"As chair of the San Francisco Democratic Party, I supported a resolution in May to publicly condemn all of the recall efforts, and will continue to be a loud voice of opposition to the recall of Chesa Boudin," Campos stated. "I am also against the recall of BoE President Gabriela López and Vice President Faauuga Moliga. However, when I receive my ballot I will be voting to recall member Alison Collins. I could not stand in solidarity with my Asian American husband and vote otherwise."

Haney did not respond to a request for comment.

Gay District 8 Supervisor Rafael Mandelman stated to the B.A.R. that he is in favor of the recall of Collins, but "I have not taken a position on the others."

Wiener says 'no' to Boudin recall

When asked after his November 4 announcement whether he also supports the Boudin recall, Wiener responded via text message with a simple "no."

Mahmood stated he has not yet made a decision on the Boudin recall.

"I am 100% for criminal justice reform," he stated. "We need to ensure we right the wrongs of prejudicial police practices, and ensure there is a better social safety net for those reintegrating back into the workforce. But we also must acknowledge the nature of crime in San Francisco has changed. We've had a spike in anti-Asian hate crimes reported in the last year, and a spike in home burglaries. People don't feel safe. I'm still weighing my decision on the recall accordingly."

Selby, too, didn't make a commitment.

"I don't have a position on the Chesa Boudin recall yet," she said.

Mandelman stated he has no position on the attempt to recall Boudin. Haney did not respond. Campos is opposed.

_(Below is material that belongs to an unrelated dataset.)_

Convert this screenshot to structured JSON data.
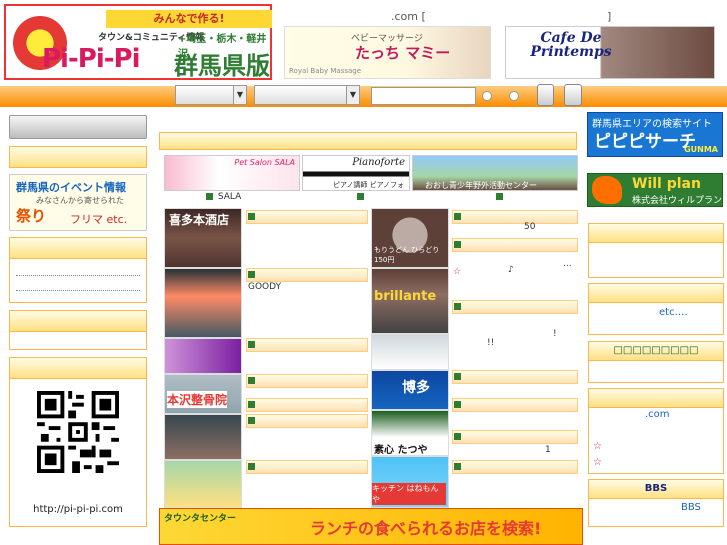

Help keep the Bay Area Reporter going in these tough times. To support local, independent, LGBTQ journalism, consider becoming a BAR member.